# Laws of Motion, vertical acceleration question.

"In a lift accelerated upwards at a certain rate, a spring balance indicates a weight to have a mass of 10kg. When the lift is accelerated downwards at twice the upward rate, the mass appears to be 7kg. Find the actual mass and the upward acceleration of the lift."

In short, im stuck. I think this question involves simultaneus equations, but i cant get a set of equations that make sense. Ive looked at the textbooks I have but they all concern themselves with the resistance forces or tensions in the strings.

try to put in pseudo forces on the block

OlderDan
Homework Helper
Bucky said:
"In a lift accelerated upwards at a certain rate, a spring balance indicates a weight to have a mass of 10kg. When the lift is accelerated downwards at twice the upward rate, the mass appears to be 7kg. Find the actual mass and the upward acceleration of the lift."

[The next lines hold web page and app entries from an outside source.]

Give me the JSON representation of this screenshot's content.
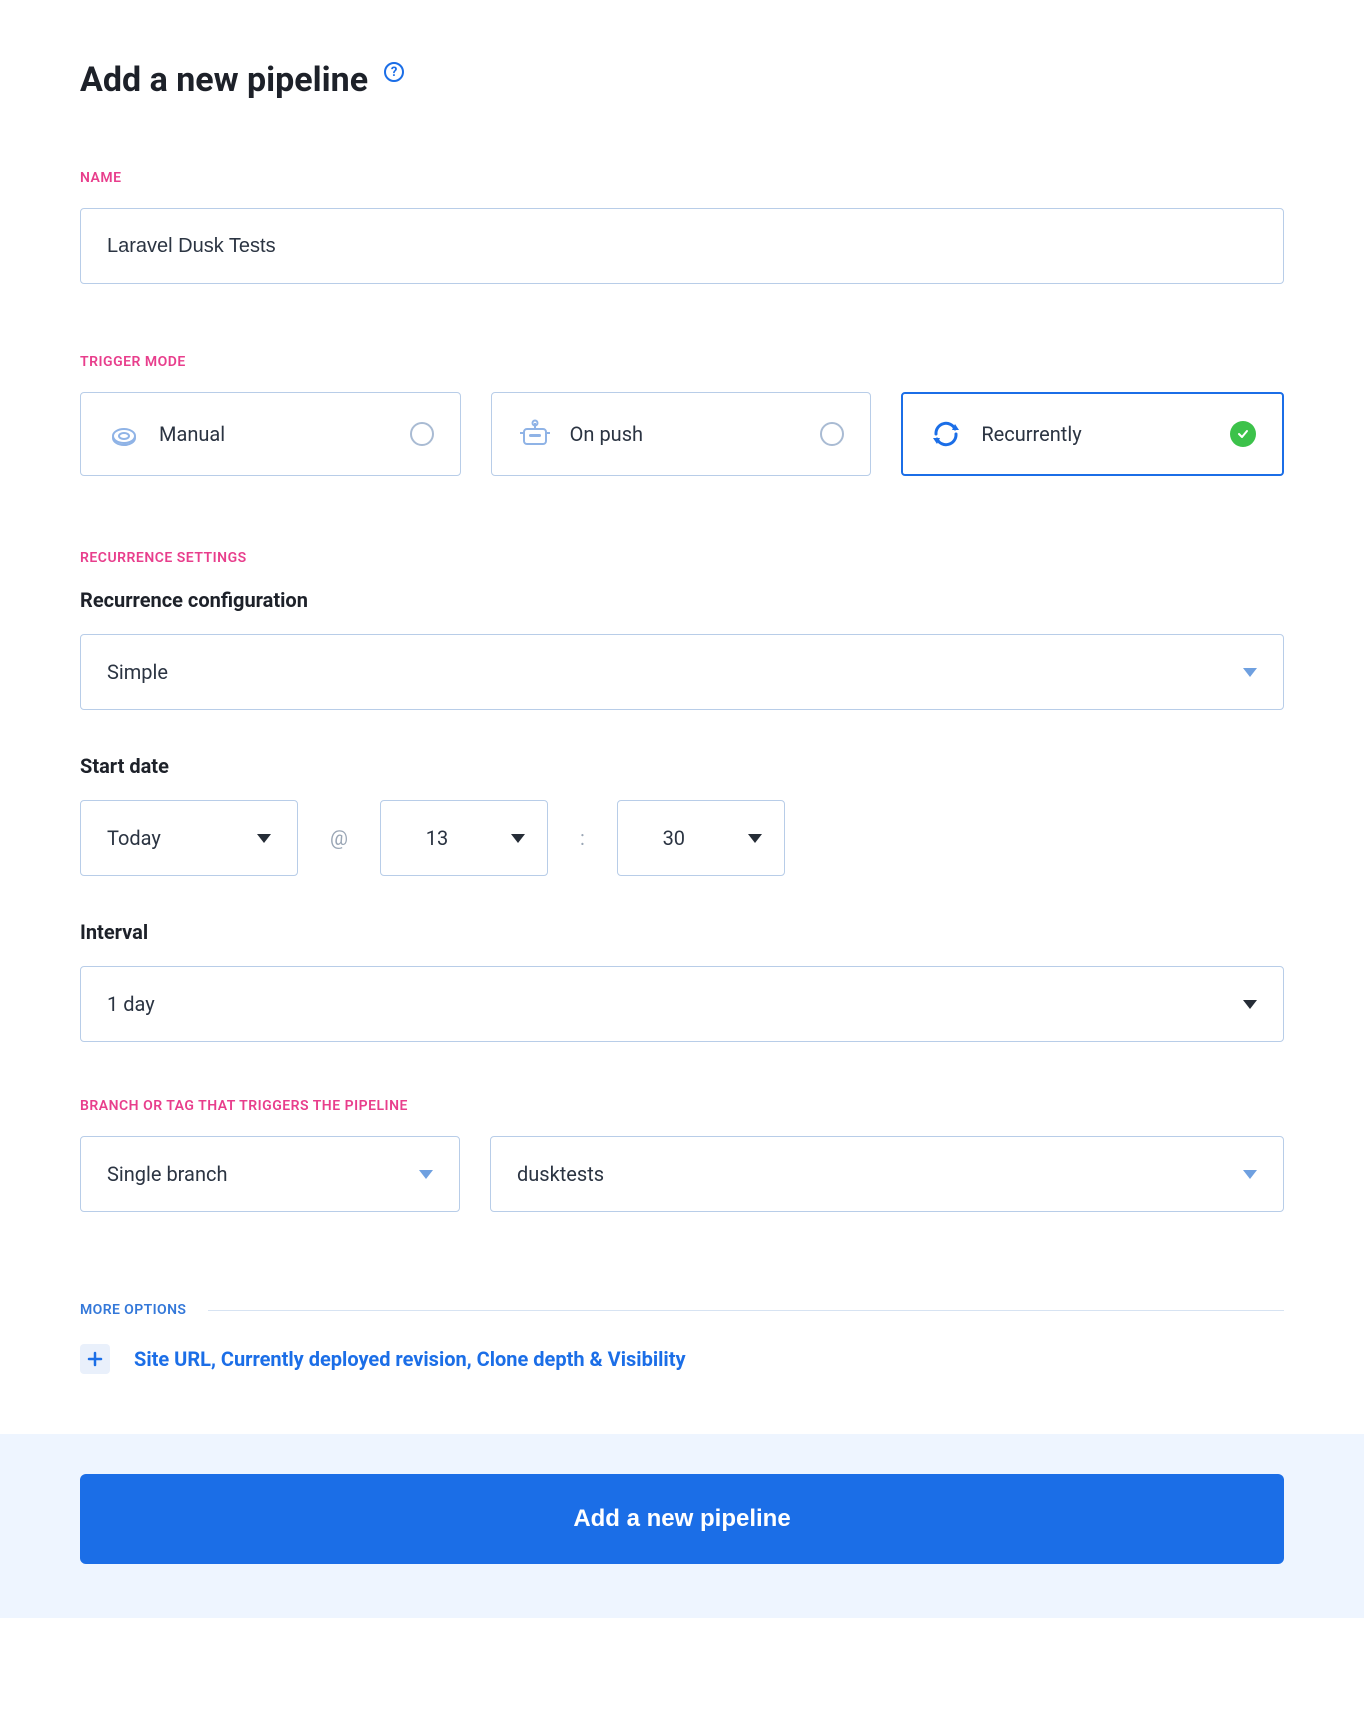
{
  "header": {
    "title": "Add a new pipeline"
  },
  "name_section": {
    "label": "NAME",
    "value": "Laravel Dusk Tests"
  },
  "trigger_section": {
    "label": "TRIGGER MODE",
    "options": {
      "manual": "Manual",
      "on_push": "On push",
      "recurrently": "Recurrently"
    }
  },
  "recurrence": {
    "label": "RECURRENCE SETTINGS",
    "config_label": "Recurrence configuration",
    "config_value": "Simple",
    "start_date_label": "Start date",
    "day_value": "Today",
    "at_separator": "@",
    "hour_value": "13",
    "colon_separator": ":",
    "minute_value": "30",
    "interval_label": "Interval",
    "interval_value": "1 day"
  },
  "branch": {
    "label": "BRANCH OR TAG THAT TRIGGERS THE PIPELINE",
    "mode_value": "Single branch",
    "branch_value": "dusktests"
  },
  "more": {
    "label": "MORE OPTIONS",
    "expand_text": "Site URL, Currently deployed revision, Clone depth & Visibility"
  },
  "footer": {
    "submit_label": "Add a new pipeline"
  }
}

In short, im stuck. I think this question involves simultaneus equations, but i cant get a set of equations that make sense. Ive looked at the textbooks I have but they all concern themselves with the resistance forces or tensions in the strings.

A spring balance really measures force, not mass. It is marked with mass units assuming you will be using it in an inertial (non-accelerating) frame of reference. When it reads 10kg that really means the force it is measuring is 10kg(g) and when it reads 7kg, that means the force is 7kg(g)

Call the upward acceleration a and the downward acceleration -2a, taking positive upward in all cases.

F = ma = Force of spring balance (up) acting on m - weight
F = -2ma = Force of spring balance (down) acting on m - weight

Replace the words with the correct quantities and you are on your way.

thanks for the help but im still not sure what im doing here...

f=ma
f=(10)a
f=10a (1)

f=ma
f=(7)(-2a)
f=-14a (2)

that seems wrong.

HallsofIvy